Local governments around the world, no matter their size or capacity, have access to an effective land-based financing tool that can help create more climate-resilient, equitable, and sustainable cities and regions. That tool is land value capture, a policy approach that enables communities to recover and reinvest land value increases that result from public investment and other government actions. Land value capture is rooted in the notion that public action should generate public benefit—and while it is technically feasible to implement almost anywhere, it is often underutilized, says Enrique Silva, director of international initiatives at the Lincoln Institute, who deems it an “untapped source” of revenue.
In late October, Silva hosted a Lincoln Institute dialogue with guests Barbara Scholz of the German Agency for International Cooperation (GIZ) and Rudiger Ahrend of the Organisation for Economic Cooperation and Development (OECD). The Lincoln Institute and the OECD, with contributions from GIZ, are creating a compendium to showcase the successful implementation of land value capture in 61 countries. The compendium, which will be published in 2022, will offer the first global overview of a policy approach that can fund critical infrastructure ranging from public transit to affordable housing.

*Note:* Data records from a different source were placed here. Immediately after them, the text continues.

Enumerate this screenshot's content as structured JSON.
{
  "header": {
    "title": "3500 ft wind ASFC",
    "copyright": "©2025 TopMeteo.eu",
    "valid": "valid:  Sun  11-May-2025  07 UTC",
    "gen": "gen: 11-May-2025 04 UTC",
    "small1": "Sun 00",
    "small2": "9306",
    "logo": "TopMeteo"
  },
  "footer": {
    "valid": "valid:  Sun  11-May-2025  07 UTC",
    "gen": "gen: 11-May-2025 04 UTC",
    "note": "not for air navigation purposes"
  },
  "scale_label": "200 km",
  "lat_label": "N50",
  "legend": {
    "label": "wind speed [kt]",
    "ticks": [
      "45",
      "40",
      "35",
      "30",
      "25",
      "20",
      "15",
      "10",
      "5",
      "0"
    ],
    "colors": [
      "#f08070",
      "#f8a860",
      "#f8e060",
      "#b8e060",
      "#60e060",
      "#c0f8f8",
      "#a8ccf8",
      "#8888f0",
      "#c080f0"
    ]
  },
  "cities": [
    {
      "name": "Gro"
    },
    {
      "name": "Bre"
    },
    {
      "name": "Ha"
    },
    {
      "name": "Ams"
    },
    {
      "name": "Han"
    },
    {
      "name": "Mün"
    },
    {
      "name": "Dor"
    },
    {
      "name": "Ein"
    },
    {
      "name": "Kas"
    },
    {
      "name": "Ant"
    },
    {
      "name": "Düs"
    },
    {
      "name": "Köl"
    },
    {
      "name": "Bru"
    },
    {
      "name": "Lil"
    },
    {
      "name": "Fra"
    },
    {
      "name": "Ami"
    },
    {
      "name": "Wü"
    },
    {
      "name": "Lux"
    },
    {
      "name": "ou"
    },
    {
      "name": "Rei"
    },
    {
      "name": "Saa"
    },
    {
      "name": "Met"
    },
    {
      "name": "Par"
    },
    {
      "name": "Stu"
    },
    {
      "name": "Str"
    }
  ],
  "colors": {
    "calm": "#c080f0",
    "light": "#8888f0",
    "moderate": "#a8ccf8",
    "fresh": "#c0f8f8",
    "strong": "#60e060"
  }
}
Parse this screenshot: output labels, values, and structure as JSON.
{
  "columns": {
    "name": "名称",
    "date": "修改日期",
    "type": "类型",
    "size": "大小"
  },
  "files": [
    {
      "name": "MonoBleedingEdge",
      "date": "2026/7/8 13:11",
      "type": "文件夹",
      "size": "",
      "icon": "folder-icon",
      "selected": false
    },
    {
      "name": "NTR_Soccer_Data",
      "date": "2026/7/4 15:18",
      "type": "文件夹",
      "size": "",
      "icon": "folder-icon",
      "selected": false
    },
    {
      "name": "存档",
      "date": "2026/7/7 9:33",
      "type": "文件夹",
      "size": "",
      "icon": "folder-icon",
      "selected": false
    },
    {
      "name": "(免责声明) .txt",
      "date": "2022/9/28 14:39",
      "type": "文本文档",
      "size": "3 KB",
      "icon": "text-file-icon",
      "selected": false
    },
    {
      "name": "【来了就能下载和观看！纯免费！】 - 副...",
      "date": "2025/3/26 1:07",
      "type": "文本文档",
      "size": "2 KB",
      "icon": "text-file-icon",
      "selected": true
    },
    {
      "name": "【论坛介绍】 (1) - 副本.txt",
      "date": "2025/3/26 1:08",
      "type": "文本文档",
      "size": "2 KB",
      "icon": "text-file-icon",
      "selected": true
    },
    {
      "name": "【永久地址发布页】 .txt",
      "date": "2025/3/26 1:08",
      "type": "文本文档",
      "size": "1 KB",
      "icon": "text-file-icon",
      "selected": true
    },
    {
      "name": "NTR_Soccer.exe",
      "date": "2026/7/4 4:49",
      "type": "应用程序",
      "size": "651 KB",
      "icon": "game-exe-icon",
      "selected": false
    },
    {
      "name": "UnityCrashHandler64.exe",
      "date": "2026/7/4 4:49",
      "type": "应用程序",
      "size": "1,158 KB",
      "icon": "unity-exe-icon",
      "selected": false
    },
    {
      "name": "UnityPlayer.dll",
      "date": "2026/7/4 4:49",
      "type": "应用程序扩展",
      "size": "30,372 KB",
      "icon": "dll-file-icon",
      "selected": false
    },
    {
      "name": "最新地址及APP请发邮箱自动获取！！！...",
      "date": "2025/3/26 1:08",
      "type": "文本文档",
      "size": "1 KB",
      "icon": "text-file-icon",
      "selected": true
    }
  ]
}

With an estimated $4 trillion needed each year to improve and expand global infrastructure, Scholz said, value capture “offers a huge repertoire of instruments” that can be customized based on local needs. It can improve the financial performance of subnational governments, facilitate access to affordable and secure land and housing, protect ecosystems, and foster equitable and climate-friendly urban development. Value capture can be especially helpful in developing countries and regions, said Scholz, noting that it has successfully been used in countries including Bangladesh, Namibia, and Ethiopia. GIZ works to promote and achieve sustainable development around the world, partnering with businesses, governments, and research organizations in more than 120 countries.

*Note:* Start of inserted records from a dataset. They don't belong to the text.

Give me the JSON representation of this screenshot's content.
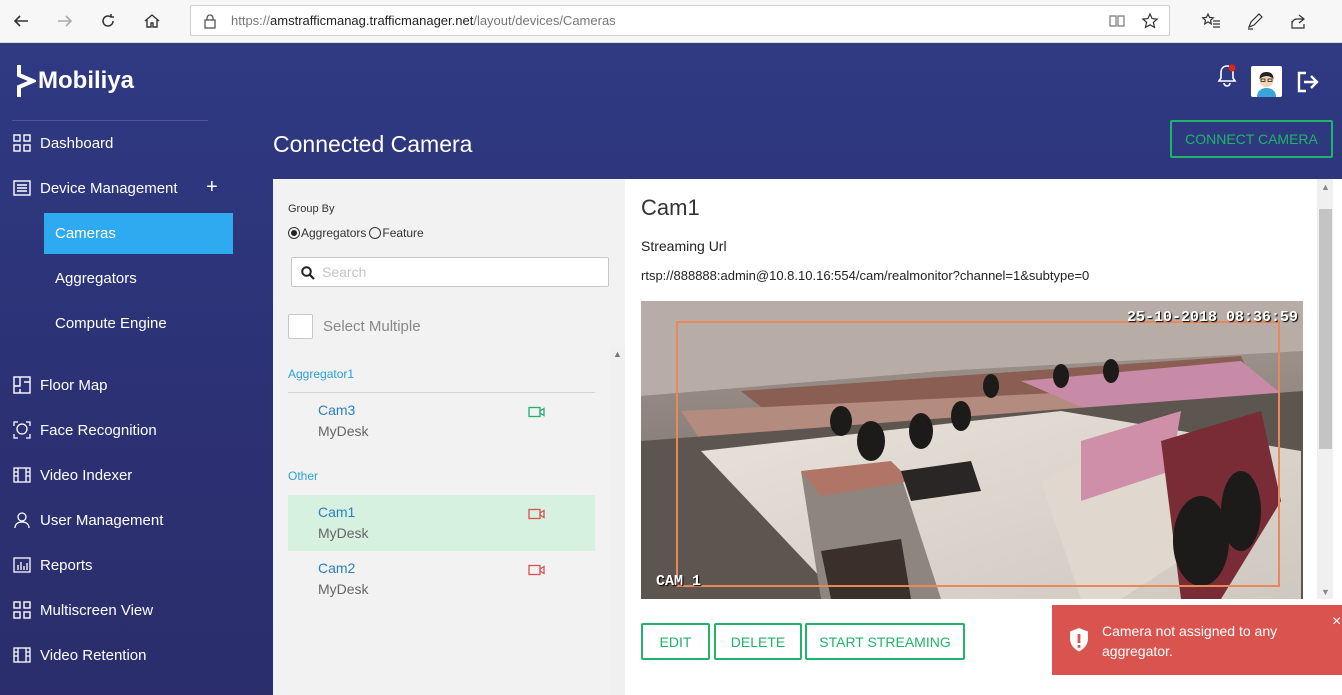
{
  "browser": {
    "url_prefix": "https://",
    "url_host": "amstrafficmanag.trafficmanager.net",
    "url_path": "/layout/devices/Cameras"
  },
  "app": {
    "brand": "Mobiliya"
  },
  "sidebar": {
    "items": [
      {
        "label": "Dashboard",
        "icon": "grid-icon"
      },
      {
        "label": "Device Management",
        "icon": "list-icon"
      },
      {
        "label": "Floor Map",
        "icon": "floor-map-icon"
      },
      {
        "label": "Face Recognition",
        "icon": "face-scan-icon"
      },
      {
        "label": "Video Indexer",
        "icon": "film-icon"
      },
      {
        "label": "User Management",
        "icon": "user-icon"
      },
      {
        "label": "Reports",
        "icon": "bar-chart-icon"
      },
      {
        "label": "Multiscreen View",
        "icon": "grid-icon"
      },
      {
        "label": "Video Retention",
        "icon": "film-icon"
      }
    ],
    "sub_items": [
      {
        "label": "Cameras",
        "active": true
      },
      {
        "label": "Aggregators",
        "active": false
      },
      {
        "label": "Compute Engine",
        "active": false
      }
    ],
    "expand_label": "+"
  },
  "page": {
    "title": "Connected Camera",
    "connect_button": "CONNECT CAMERA"
  },
  "filters": {
    "group_by_label": "Group By",
    "option_aggregators": "Aggregators",
    "option_feature": "Feature",
    "selected": "Aggregators",
    "search_placeholder": "Search",
    "select_multiple_label": "Select Multiple"
  },
  "groups": [
    {
      "name": "Aggregator1",
      "cameras": [
        {
          "name": "Cam3",
          "location": "MyDesk",
          "status_color": "#21b36b"
        }
      ]
    },
    {
      "name": "Other",
      "cameras": [
        {
          "name": "Cam1",
          "location": "MyDesk",
          "status_color": "#d9534f",
          "selected": true
        },
        {
          "name": "Cam2",
          "location": "MyDesk",
          "status_color": "#d9534f"
        }
      ]
    }
  ],
  "detail": {
    "camera_name": "Cam1",
    "streaming_label": "Streaming Url",
    "streaming_url": "rtsp://888888:admin@10.8.10.16:554/cam/realmonitor?channel=1&subtype=0",
    "video_timestamp": "25-10-2018 08:36:59",
    "video_label": "CAM 1",
    "buttons": {
      "edit": "EDIT",
      "delete": "DELETE",
      "start": "START STREAMING"
    }
  },
  "toast": {
    "message": "Camera not assigned to any aggregator.",
    "close": "×"
  },
  "colors": {
    "accent_green": "#21b36b",
    "active_blue": "#2eaaf0",
    "sidebar_bg": "#2e3578",
    "error_red": "#d9534f"
  }
}
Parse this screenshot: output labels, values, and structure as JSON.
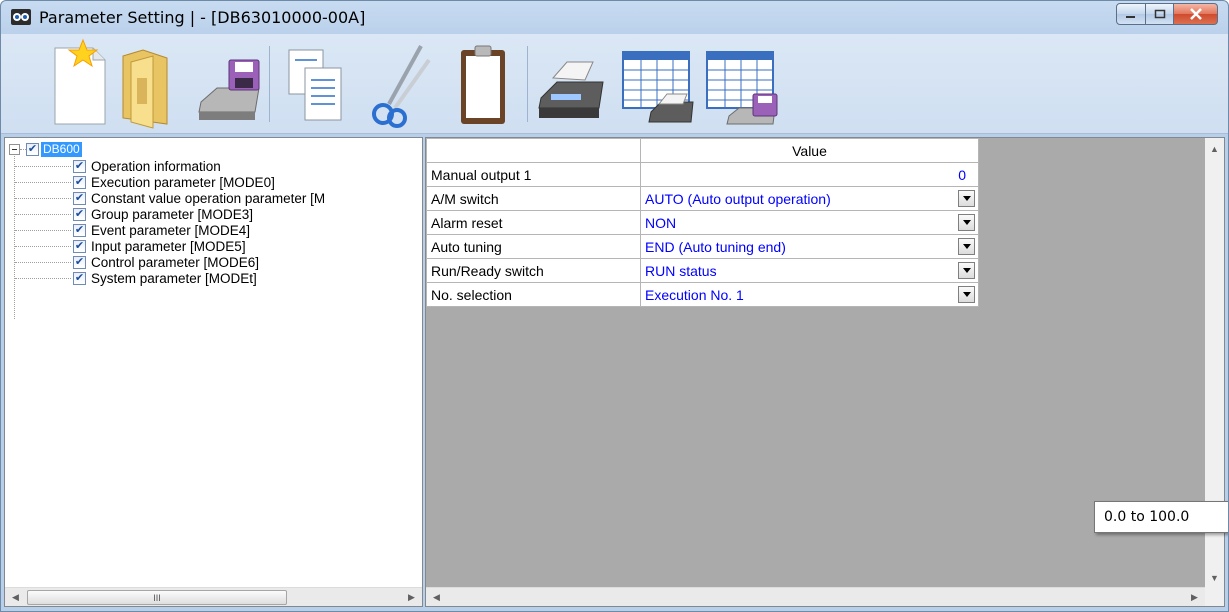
{
  "window": {
    "title": "Parameter Setting |  - [DB63010000-00A]",
    "icon": "app-logo-icon"
  },
  "toolbar": {
    "buttons": [
      {
        "name": "new-file-icon"
      },
      {
        "name": "open-folder-icon"
      },
      {
        "name": "save-disk-icon"
      },
      {
        "name": "copy-icon"
      },
      {
        "name": "cut-scissors-icon"
      },
      {
        "name": "paste-clipboard-icon"
      },
      {
        "name": "print-icon"
      },
      {
        "name": "print-table-icon"
      },
      {
        "name": "save-table-icon"
      }
    ]
  },
  "tree": {
    "root": {
      "label": "DB600",
      "checked": true
    },
    "items": [
      {
        "label": "Operation information",
        "checked": true
      },
      {
        "label": "Execution parameter [MODE0]",
        "checked": true
      },
      {
        "label": "Constant value operation parameter [M",
        "checked": true
      },
      {
        "label": "Group parameter [MODE3]",
        "checked": true
      },
      {
        "label": "Event parameter [MODE4]",
        "checked": true
      },
      {
        "label": "Input parameter [MODE5]",
        "checked": true
      },
      {
        "label": "Control parameter [MODE6]",
        "checked": true
      },
      {
        "label": "System parameter [MODEt]",
        "checked": true
      }
    ],
    "hscroll_thumb_grip": "III"
  },
  "grid": {
    "header": {
      "value": "Value"
    },
    "rows": [
      {
        "name": "Manual output 1",
        "value": "0",
        "type": "number"
      },
      {
        "name": "A/M switch",
        "value": "AUTO (Auto output operation)",
        "type": "select"
      },
      {
        "name": "Alarm reset",
        "value": "NON",
        "type": "select"
      },
      {
        "name": "Auto tuning",
        "value": "END (Auto tuning end)",
        "type": "select"
      },
      {
        "name": "Run/Ready switch",
        "value": "RUN status",
        "type": "select"
      },
      {
        "name": "No. selection",
        "value": "Execution No. 1",
        "type": "select"
      }
    ]
  },
  "tooltip": {
    "text": "0.0 to 100.0"
  },
  "colors": {
    "value_text": "#0000ff",
    "selection": "#3399ff",
    "grid_background": "#aaaaaa"
  }
}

The speakers noted challenges related to value capture, including a lack of shared vocabulary that can hamper conversations among policy leaders in different areas who are working toward the same goals. Developing a shared vocabulary “is one of the big opportunities of the compendium,” Ahrend said. “It will enable dialogues” that aren’t currently possible, he added. Noting that cities will absorb 2.5 billion more people by 2050, Scholz confirmed that GIZ hopes to use the compendium to foster dialogue about urban policies, value capture instruments, and country-specific challenges and opportunities, especially in places that are experiencing rapid growth and are vulnerable to the impacts of climate change.

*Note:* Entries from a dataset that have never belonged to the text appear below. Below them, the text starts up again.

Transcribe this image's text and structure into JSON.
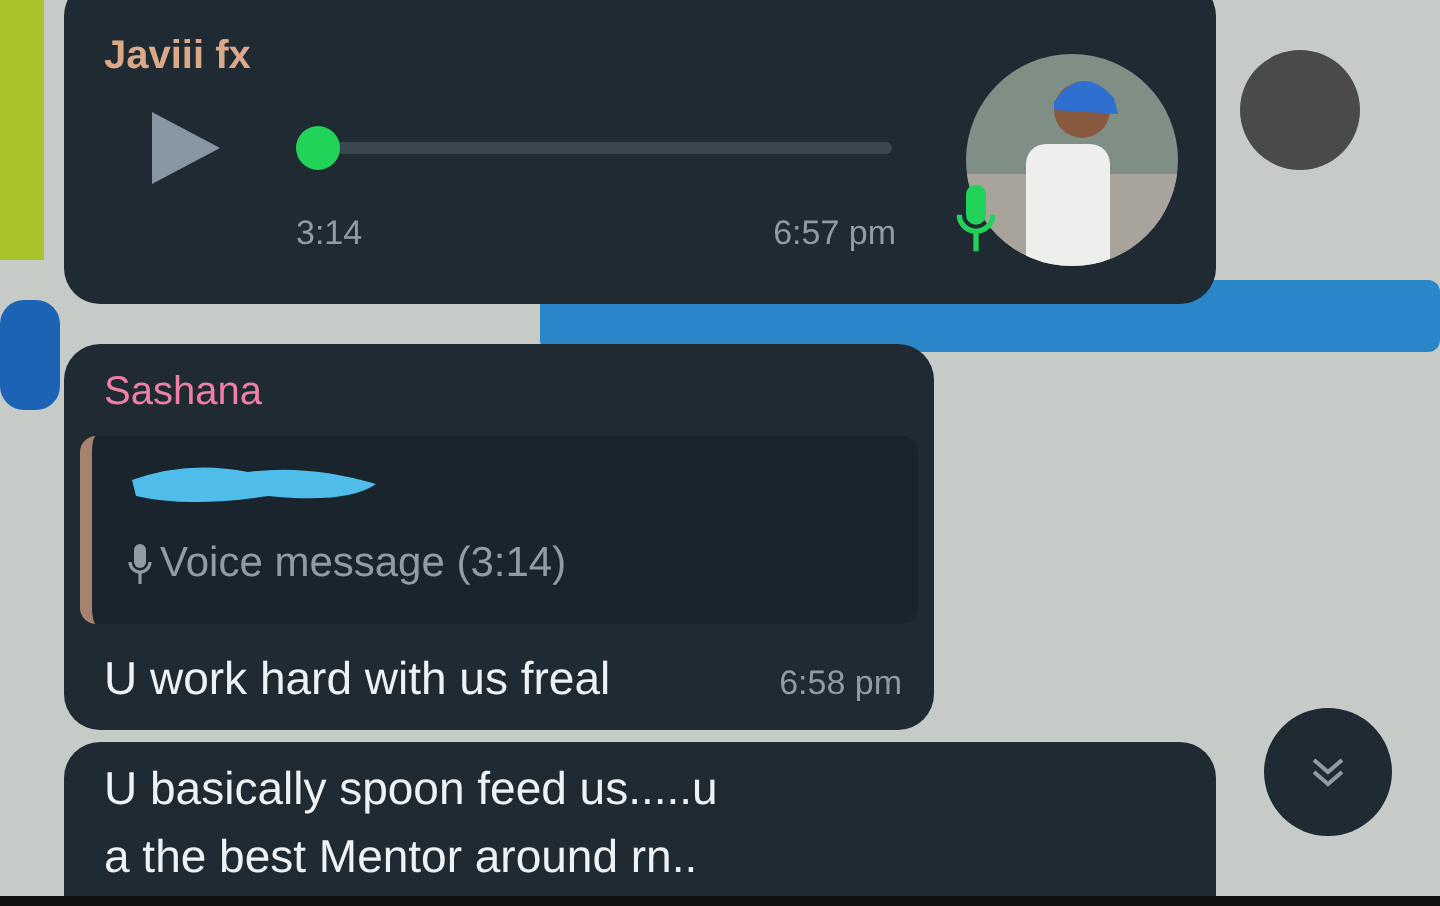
{
  "messages": [
    {
      "kind": "voice",
      "sender": "Javiii fx",
      "color": "#d9a98a",
      "level": 0,
      "duration": "3:14",
      "time": "6:57 pm"
    },
    {
      "kind": "reply",
      "sender": "Sashana",
      "color": "#f07fa8",
      "quote": {
        "text": "Voice message (3:14)"
      },
      "text": "U work hard with us freal",
      "time": "6:58 pm"
    },
    {
      "kind": "text",
      "text": "U basically spoon feed us.....u\na the best Mentor around rn.."
    }
  ]
}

“These are tools that can be applied and built in contexts where governance institutions might not be as robust as in other countries,” Silva said. “The new compendium will help us open up opportunities to consider the extent to which land value capture can not only finance urban development, but also finance climate action and climate adaptation work. This conversation is ramping up.”
The special 75th anniversary Lincoln Institute Dialogue series continues on December 8 with a discussion about sustainability in the U.S. West. Learn more about the Lincoln Institute’s 75th anniversary and related events.
Katharine Wroth is the editor of Land Lines.
Photo: Octavio Frias de Oliveira Bridge, São Paulo, Brazil. Credit: iStock/thiagogleite.